April 18, 2006
By Simit Shah –
The 2005-06 season for the men’s basketball team ended on some sour notes, but there were a number of bright spots and, most importantly, plenty of optimism for the future.
Coach Paul Hewitt completed his sixth season at Georgia Tech with a disappointing 11-17 record that included an 11th-place finish in the ACC and a first round exit in the conference tournament.
While Hewitt often provides keen insight during the course of a season, he always reserves his full assessment until after season is complete. So two weeks after the end of the season, he offered the following evaluation.
“I thought this was a team that had ability, but we didn’t have the requisite mental and physical toughness for the `end of game’ situations, basically the last four minutes of games,” he explained.
“We have prided ourselves on that, and by `we’ I mean the coaches and players. Even going back to the Siena days, we always made it out mantra to get to the last four minutes, because if we got there and were still in the game, our conditioning and toughness would allow us to win games,” he continued. “We just didn’t have that this year.”
Prior to the season, most of the questions surrounding the team revolved around team’s youth and experience. The top ten players on the roster consisted of four freshmen, four sophomores, one junior and one senior. The group had recorded only a handful of collegiate starts.
Despite that, the Jackets played competitively in most of their games, and there appeared to be several moments during the season when the young team was ready to turn the corner. However, momentum consistently failed to materialize.
Hewitt pointed the a January 14th game at N.C. State as the point where things started to unravel. The Jackets led by one with about eight minutes remaining the game, but they were outscored 27-17 down the stretch.
“We just did not capitalize,” Hewitt explained. “We were playing well. For the first 13 minutes of the second half, we played better than N.C. State, but they dominated us in the last seven and a half minutes.”
That loss was the start of an eight-game losing streak that derailed the season. There were other close losses that Hewitt identified that could have swung in Tech’s favor but for a handful of plays.
While the losses accumulated, there were some promising developments, most notably the improving play of Anthony Morrow, Ra’Sean Dickey and Lewis Clinch. Sophomore Jeremis Smith also returned to full-strength after an injury-shortened freshman campaign. Newcomers Alade Aminu and D’Andre Bell showed flashes of promise at various points.
During Hewitt’s tenure, he’s had a knack for pushing the right buttons to get his teams playing well at the end of the season. However, strides made this season did not translate into victories.
“There’s a great deal of frustration,” he admitted. “Obviously, I didn’t do the job I did in the past in terms of building confidence and composure.

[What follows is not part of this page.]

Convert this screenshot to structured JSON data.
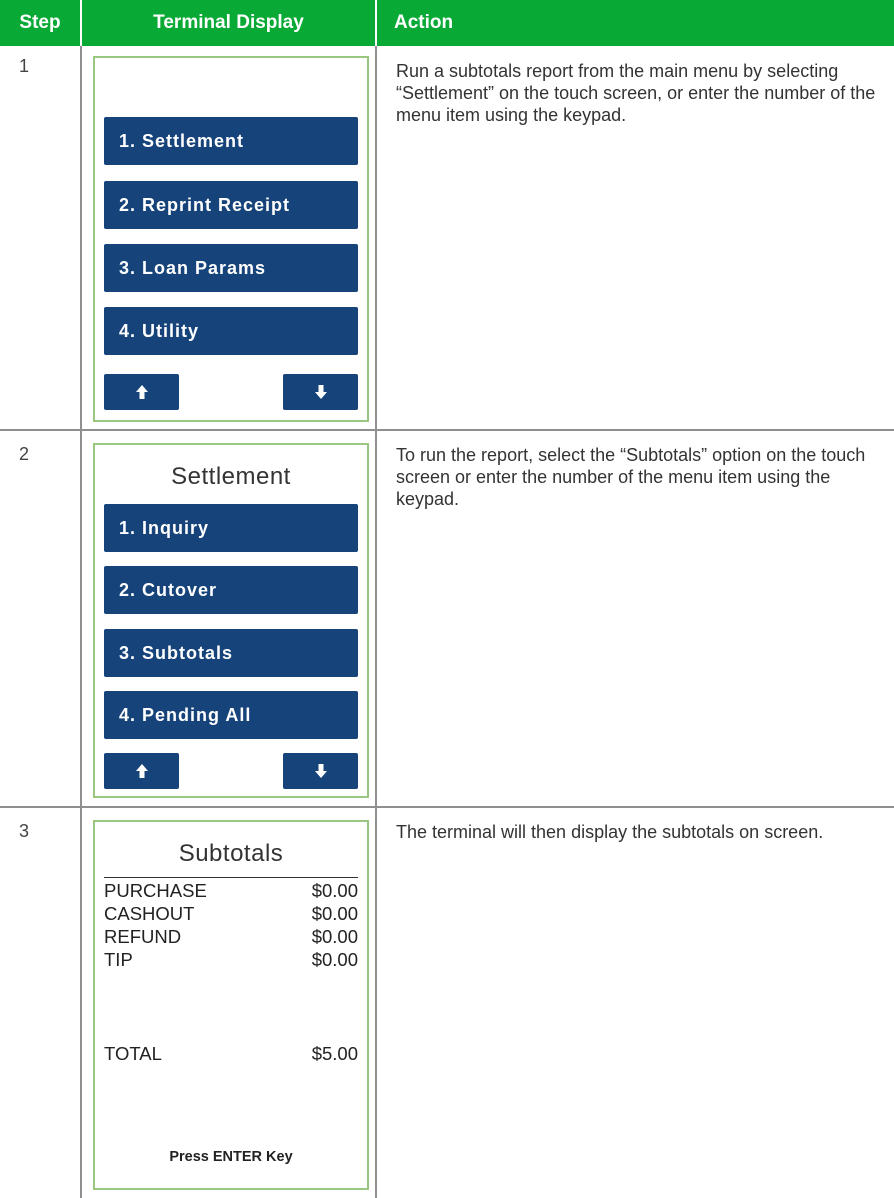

“Anytime you go through a seasons like this, and I’ve been fortunate not to go through many of these, you have to take a hard look at how you did things. One of the decisions we made because had some extras early in the year was to back off our individual instruction program,” he added. “That might have been a mistake, because it robbed us of some of our conditioning.
“About the time that Lewis and Jeremis got healthy again, we got back to our individual instruction, and we became a cleaner team in terms of taking care of the ball and executing our offense.”
The good news is that the only departing contributor is senior Theodis Tarver but otherwise the entire team is back. Four incoming freshmen, including McDonald’s all-Americans Thad Young and Javaris Crittenton hope to inject a needed spark, but Hewitt cautions against putting too much pressure on them.
“I want them to have a normal adjustment to being college freshmen,” he said. “All four of those kids, plus Mouhammad Faye, are good players and work very hard. At the same time, if we’re going to turn this thing around, it’s going to be based on the efforts, talent and leadership of our upperclassmen. It can’t just be about freshmen coming in to save the day.”
As for Hewitt, he’s excited about the challenge to rebound from this season and has been buoyed by the support of the fans during this difficult season.
“I really count myself as lucky to working at Georgia Tech, because I think the people here want to see balance in terms of academics and athletics,” he said. “They don’t want to sacrifice any of our academic goals or reputation to field a winning basketball team. I can’t tell you how many times I’m in the airport or around town and people come up to say, `We love what you’re doing. We support you.’
“I’m not foolish enough to believe that if we have a couple more 11-17 seasons that they’ll be as supportive,” he laughed, “but I think we’ve proven we can be successful with student-athletes at Georgia Tech.”